▸ **EXERCISE MATERIAL**:
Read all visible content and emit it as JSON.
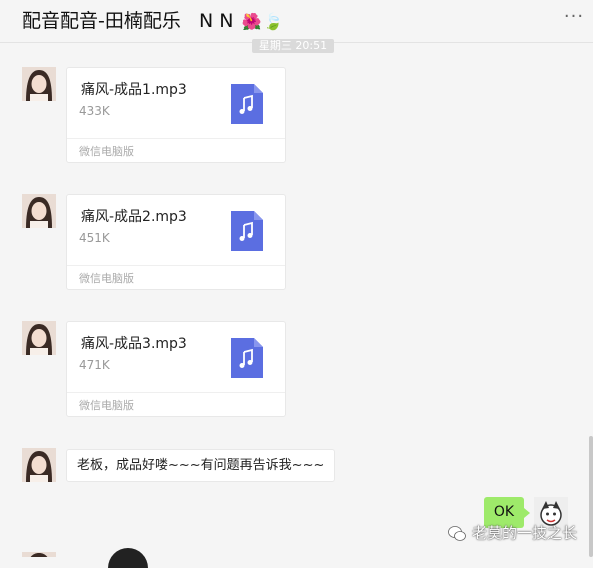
{
  "header": {
    "title": "配音配音-田楠配乐",
    "title_suffix": "N N",
    "flower_emoji": "🌺",
    "leaf_emoji": "🍃",
    "more_label": "···"
  },
  "time_divider": "星期三 20:51",
  "messages": [
    {
      "file_name": "痛风-成品1.mp3",
      "file_size": "433K",
      "source": "微信电脑版"
    },
    {
      "file_name": "痛风-成品2.mp3",
      "file_size": "451K",
      "source": "微信电脑版"
    },
    {
      "file_name": "痛风-成品3.mp3",
      "file_size": "471K",
      "source": "微信电脑版"
    }
  ],
  "text_message": "老板，成品好喽~~~有问题再告诉我~~~",
  "reply": "OK",
  "watermark": "老莫的一技之长",
  "colors": {
    "file_icon": "#5b6ee1",
    "reply_bubble": "#9eea6a",
    "background": "#f5f5f5"
  }
}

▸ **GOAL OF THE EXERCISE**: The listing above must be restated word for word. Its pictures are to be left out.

▸ **RESPONSE TO THE TASK**:
Read all visible content and emit it as JSON.
{
  "header": {
    "title": "配音配音-田楠配乐",
    "title_suffix": "N N",
    "flower_emoji": "🌺",
    "leaf_emoji": "🍃",
    "more_label": "···"
  },
  "time_divider": "星期三 20:51",
  "messages": [
    {
      "file_name": "痛风-成品1.mp3",
      "file_size": "433K",
      "source": "微信电脑版"
    },
    {
      "file_name": "痛风-成品2.mp3",
      "file_size": "451K",
      "source": "微信电脑版"
    },
    {
      "file_name": "痛风-成品3.mp3",
      "file_size": "471K",
      "source": "微信电脑版"
    }
  ],
  "text_message": "老板，成品好喽~~~有问题再告诉我~~~",
  "reply": "OK",
  "watermark": "老莫的一技之长",
  "colors": {
    "file_icon": "#5b6ee1",
    "reply_bubble": "#9eea6a",
    "background": "#f5f5f5"
  }
}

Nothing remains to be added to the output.